The data:
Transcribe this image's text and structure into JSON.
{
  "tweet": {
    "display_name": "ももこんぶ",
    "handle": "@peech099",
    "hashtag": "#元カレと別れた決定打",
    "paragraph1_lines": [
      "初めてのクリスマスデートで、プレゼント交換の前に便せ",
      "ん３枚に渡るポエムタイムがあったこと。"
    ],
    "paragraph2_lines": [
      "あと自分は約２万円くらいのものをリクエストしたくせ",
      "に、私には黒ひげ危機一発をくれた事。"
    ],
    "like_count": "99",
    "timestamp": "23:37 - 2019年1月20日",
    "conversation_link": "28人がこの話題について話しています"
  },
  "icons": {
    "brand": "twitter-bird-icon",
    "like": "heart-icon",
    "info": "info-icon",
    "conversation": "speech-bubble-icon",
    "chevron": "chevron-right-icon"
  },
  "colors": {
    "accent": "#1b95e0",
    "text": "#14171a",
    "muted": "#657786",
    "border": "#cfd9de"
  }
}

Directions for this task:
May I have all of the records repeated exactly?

Your solution:
Transcribe this image's text and structure into JSON.
{
  "tweet": {
    "display_name": "ももこんぶ",
    "handle": "@peech099",
    "hashtag": "#元カレと別れた決定打",
    "paragraph1_lines": [
      "初めてのクリスマスデートで、プレゼント交換の前に便せ",
      "ん３枚に渡るポエムタイムがあったこと。"
    ],
    "paragraph2_lines": [
      "あと自分は約２万円くらいのものをリクエストしたくせ",
      "に、私には黒ひげ危機一発をくれた事。"
    ],
    "like_count": "99",
    "timestamp": "23:37 - 2019年1月20日",
    "conversation_link": "28人がこの話題について話しています"
  },
  "icons": {
    "brand": "twitter-bird-icon",
    "like": "heart-icon",
    "info": "info-icon",
    "conversation": "speech-bubble-icon",
    "chevron": "chevron-right-icon"
  },
  "colors": {
    "accent": "#1b95e0",
    "text": "#14171a",
    "muted": "#657786",
    "border": "#cfd9de"
  }
}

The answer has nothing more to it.